"The thing that we're afraid of is that some of the other brothel owners won't do discreet advertising; they'll use basically pornographic type of advertising, which isn't necessary," he said. "You don't have to get wild in order to let people know where you are and what you do."

The couple primarily rely on the Internet to advertise their small bordello, where prices range from $100 for the 20-minute "basic service" to $2,000 for an overnight stay.

A two-hour drive on U.S. Highway 95 separates Las Vegas from the business, which caters to "the working man," according to its Web site.

"Today in the state of Nevada, legal brothels still exist and are still very important to those men who feel the need for out-of-home sexual experiences," reads the site's home page.

The two legal bordellos just outside of Pahrump could benefit the most from Mahan's ruling.

At a distance of about 60 miles, the Chicken Ranch and Sheri's Ranch are closer to the Strip than any other legal brothels in Nevada, something each property is sure to point out in any ads it might buy.

The manager of the Chicken Ranch declined to comment.

A message left at Sheri's corporate office was not returned Thursday evening.

Lichtenstein predicted that Mahan's ruling will have little effect on the advertising climate in Las Vegas, where provocative images from strip clubs, massage parlors, escort services and casino nightclubs abound.

"When the city's motto is 'What happens here, stays here,' we're already operating in an adult tourist atmosphere," the lawyer said.

Flint and others claim many of those businesses are fronts for illegal prostitution. Flint said he hopes the court ruling "will create a level playing field between the legal and the illegal activity."

Lichtenstein and Mahan both said that allowing legal brothels to advertise in Clark County will help educate people who come to Las Vegas with the misunderstanding that the community allows prostitution.

Reed, on the other hand, argued that the advertisements might increase interest in prostitution.

State Archivist Guy Rocha said the court ruling did not surprise him. He always considered the advertising bans unfair.

"Is it illegal to advertise casinos in Boulder City because casinos are illegal in Boulder City? Where is the equity here?" he said.

Rocha said he belongs to the ACLU but was not directly involved in the court challenge.

The archivist said legal brothels have not existed in Nevada as long as some might think. The Mustang Ranch in Storey County was Nevada's first licensed brothel. Before it was licensed in 1971, bordellos lived in a legal "gray area."

"They were tolerated. They could be abated as nuisances. But there were no licenses. There were no ordinances that made them legal," Rocha said.

Stephens Media President Sherman Frederick, publisher of the Review-Journal, said the company will consider printing brothel advertisements now that they are legal.

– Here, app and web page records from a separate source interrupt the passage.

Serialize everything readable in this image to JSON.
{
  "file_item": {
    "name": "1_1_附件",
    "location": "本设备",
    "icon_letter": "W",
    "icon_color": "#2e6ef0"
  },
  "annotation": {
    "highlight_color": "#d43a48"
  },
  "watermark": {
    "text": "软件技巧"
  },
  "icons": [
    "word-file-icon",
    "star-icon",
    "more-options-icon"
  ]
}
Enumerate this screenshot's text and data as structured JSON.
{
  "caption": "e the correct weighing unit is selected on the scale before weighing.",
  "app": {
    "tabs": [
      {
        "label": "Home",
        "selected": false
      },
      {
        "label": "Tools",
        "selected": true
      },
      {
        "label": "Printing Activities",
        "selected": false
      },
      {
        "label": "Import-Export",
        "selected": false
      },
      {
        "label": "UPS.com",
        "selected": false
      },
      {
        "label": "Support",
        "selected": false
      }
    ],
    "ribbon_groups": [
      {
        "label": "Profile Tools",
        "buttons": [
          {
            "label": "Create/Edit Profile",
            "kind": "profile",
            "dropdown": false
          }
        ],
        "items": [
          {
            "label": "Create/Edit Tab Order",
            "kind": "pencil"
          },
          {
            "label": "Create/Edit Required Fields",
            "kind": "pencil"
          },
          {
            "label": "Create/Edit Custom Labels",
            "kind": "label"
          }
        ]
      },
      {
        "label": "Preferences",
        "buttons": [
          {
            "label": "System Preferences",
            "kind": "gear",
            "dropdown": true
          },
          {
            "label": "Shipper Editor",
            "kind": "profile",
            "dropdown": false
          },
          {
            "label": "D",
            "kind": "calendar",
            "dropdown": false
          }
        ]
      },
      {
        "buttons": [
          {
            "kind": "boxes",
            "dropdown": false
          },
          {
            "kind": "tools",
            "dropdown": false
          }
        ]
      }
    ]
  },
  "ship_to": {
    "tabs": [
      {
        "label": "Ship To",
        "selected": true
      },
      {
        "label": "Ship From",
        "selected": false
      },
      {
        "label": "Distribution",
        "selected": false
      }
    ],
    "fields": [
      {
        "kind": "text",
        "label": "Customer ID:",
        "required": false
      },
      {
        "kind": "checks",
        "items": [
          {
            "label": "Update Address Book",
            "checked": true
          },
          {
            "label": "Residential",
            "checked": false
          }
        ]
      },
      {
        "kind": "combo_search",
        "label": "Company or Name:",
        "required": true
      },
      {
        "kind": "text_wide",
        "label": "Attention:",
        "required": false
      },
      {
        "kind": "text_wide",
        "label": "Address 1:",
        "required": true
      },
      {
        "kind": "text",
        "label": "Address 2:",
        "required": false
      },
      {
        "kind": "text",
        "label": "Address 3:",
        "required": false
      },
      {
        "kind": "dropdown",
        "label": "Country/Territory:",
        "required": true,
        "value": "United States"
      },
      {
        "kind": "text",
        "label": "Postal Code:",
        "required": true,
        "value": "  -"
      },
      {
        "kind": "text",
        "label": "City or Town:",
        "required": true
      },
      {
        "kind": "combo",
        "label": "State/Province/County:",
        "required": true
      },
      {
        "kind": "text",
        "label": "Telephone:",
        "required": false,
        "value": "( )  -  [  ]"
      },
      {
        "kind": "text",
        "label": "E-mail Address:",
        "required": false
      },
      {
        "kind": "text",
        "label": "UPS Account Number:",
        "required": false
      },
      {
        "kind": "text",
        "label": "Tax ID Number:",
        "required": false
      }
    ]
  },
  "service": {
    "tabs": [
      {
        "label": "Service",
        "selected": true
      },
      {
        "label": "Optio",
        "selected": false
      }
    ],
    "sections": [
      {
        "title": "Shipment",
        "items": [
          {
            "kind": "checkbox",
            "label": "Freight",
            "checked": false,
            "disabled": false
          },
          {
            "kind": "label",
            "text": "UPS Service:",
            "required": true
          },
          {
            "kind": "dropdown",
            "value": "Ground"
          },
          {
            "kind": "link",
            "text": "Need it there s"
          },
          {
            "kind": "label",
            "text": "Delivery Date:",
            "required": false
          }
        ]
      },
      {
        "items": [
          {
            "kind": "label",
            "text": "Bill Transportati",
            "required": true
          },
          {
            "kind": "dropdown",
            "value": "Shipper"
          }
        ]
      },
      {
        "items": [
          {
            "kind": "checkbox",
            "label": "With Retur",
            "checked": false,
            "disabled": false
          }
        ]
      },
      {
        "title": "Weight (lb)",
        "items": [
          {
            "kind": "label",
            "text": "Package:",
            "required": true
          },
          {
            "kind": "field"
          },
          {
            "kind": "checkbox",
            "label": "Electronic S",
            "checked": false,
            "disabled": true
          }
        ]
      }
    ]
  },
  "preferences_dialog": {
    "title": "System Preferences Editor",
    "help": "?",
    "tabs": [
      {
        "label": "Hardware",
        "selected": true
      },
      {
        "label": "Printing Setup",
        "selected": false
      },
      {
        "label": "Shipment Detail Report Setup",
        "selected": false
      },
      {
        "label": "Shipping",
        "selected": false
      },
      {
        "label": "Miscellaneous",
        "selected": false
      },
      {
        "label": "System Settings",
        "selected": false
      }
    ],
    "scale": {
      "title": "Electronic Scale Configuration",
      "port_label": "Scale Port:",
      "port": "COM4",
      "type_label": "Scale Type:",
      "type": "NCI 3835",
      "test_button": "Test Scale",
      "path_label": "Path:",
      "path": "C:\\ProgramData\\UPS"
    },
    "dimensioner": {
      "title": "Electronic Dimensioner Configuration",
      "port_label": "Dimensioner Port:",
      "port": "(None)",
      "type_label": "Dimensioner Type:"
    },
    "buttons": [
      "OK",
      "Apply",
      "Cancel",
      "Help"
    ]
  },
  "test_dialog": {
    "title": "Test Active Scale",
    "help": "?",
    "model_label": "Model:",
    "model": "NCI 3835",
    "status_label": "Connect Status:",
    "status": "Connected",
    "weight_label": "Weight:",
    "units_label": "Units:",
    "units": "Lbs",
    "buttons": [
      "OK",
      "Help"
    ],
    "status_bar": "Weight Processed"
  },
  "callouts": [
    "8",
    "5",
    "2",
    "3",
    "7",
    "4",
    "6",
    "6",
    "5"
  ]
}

"It may be appropriate for some of our products but not for others," Frederick said. "Everything has a time and a place."

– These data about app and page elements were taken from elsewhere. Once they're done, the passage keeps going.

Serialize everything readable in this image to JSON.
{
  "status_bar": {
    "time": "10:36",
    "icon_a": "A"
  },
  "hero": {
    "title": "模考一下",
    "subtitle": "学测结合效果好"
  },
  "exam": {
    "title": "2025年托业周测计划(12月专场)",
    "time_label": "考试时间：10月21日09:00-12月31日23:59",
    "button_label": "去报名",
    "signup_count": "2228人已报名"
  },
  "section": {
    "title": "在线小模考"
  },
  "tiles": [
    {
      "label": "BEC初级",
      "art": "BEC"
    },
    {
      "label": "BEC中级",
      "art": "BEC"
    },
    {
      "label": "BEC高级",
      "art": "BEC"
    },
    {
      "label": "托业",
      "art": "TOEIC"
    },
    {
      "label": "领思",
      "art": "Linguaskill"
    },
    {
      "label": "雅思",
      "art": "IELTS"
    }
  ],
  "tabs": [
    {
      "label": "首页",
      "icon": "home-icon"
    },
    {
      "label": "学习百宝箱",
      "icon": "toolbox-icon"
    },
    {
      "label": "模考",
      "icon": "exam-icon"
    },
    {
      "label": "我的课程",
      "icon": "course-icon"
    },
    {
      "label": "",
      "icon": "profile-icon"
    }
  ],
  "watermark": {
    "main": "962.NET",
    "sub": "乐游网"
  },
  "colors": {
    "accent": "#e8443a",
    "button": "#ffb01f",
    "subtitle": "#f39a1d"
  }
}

Review-Journal subscribers are unlikely to see brothel advertisements in the daily newspaper, Frederick said, but the advertisements might show up in special editions of the newspaper distributed exclusively on the Strip.

CityLife editor Steve Sebelius said the alternative newspaper will begin accepting brothel advertisements as soon as Mahan's order is entered.

While he welcomes the additional source of income for the publication, Sebelius said, he does not consider it a gold mine.

"For me, the thing was the principle, not necessarily the money," he said.